How the elections pan out in Marathwada, which has 48 seats, will depend on how these projects are perceived by the people.

At Jawale Bazar in Hingoli, villager Saytabhama Gotekar said: “We hope the water projects become a reality and end the ordeal of women here, especially from distant villages and hamlets.” On an average, women here walk 10 to 15 miles a day to fill water for their household needs. In some cases, the male members of the family ferry the water-filled pitchers on two-wheelers.

Minister for Water and Sanitation Babanrao Lonikar, who hails from Marathwada, said, “It is a fact that Marathwada is worst hit by recurring drought. But people know that the Devendra Fadnavis government is making concerted efforts to help in way of higher compensation packages for crop loss and several water projects.”

Also, agro-industrial projects worth Rs 2.5 lakh crore have been sanctioned for Marathwada.

In the 2014 Assembly elections, of the 48 seats in Marathwada, BJP had won 16, Shiv Sena 11, Congress and NCP nine each, independents two and AIMIM one seat. However, the political equations have altered here as Congress and NCP leaders have publicly joined the CM’s yatra recently.

At Sillod, Congress MLA Abdul Sattar had joined the yatra during a roadshow. It was followed by Ranajagjit Sinha Patil, the MLA from Osmanabad, quitting NCP to join BJP last week at a rally in Solapur. The MLA from Barsi, Dilip Sopal, had joined BJP ally Shiv Sena last month. He was with NCP.

Independent MLAs Mohan Fad (Pathri) and Vinakay Jadhav Patil (Ahmedpur) have joined the BJP and taken the centrestage with Fadnavis at his rallies. Earlier, MLA Jaydutt Kshirsagar from Beed, had quit NCP to join Sena.

However, NCP leader Dhananjay Munde maintained that Marathwada would not be a cakewalk for the BJP. “The government is answerable to the people for the prevailing agriculture crisis.
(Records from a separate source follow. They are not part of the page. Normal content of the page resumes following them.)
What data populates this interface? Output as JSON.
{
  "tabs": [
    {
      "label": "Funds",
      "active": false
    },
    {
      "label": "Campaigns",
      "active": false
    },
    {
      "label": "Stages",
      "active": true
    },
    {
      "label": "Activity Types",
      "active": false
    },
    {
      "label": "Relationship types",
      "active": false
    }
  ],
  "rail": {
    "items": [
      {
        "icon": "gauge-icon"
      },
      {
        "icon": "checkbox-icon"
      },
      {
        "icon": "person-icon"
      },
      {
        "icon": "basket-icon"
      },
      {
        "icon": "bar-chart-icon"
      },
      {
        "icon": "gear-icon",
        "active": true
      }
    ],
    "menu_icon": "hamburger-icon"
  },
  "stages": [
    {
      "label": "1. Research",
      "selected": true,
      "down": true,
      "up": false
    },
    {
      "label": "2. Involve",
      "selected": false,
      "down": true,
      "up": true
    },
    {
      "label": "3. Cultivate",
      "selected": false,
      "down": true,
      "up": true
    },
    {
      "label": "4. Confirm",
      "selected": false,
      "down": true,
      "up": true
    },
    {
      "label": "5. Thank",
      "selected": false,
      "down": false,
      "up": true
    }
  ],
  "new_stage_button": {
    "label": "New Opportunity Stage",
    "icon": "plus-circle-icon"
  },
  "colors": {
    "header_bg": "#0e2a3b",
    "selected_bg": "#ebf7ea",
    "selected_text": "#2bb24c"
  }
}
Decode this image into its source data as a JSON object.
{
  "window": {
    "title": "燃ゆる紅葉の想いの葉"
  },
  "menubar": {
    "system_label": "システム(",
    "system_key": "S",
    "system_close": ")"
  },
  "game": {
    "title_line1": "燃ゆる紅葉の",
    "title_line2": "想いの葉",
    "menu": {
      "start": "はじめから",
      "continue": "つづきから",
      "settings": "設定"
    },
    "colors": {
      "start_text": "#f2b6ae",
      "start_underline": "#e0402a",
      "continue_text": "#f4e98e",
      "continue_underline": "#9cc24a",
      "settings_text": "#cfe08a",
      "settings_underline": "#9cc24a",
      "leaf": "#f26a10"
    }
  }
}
There are issues related to drought management. It cannot entirely put the blame on poor monsoon,” he said.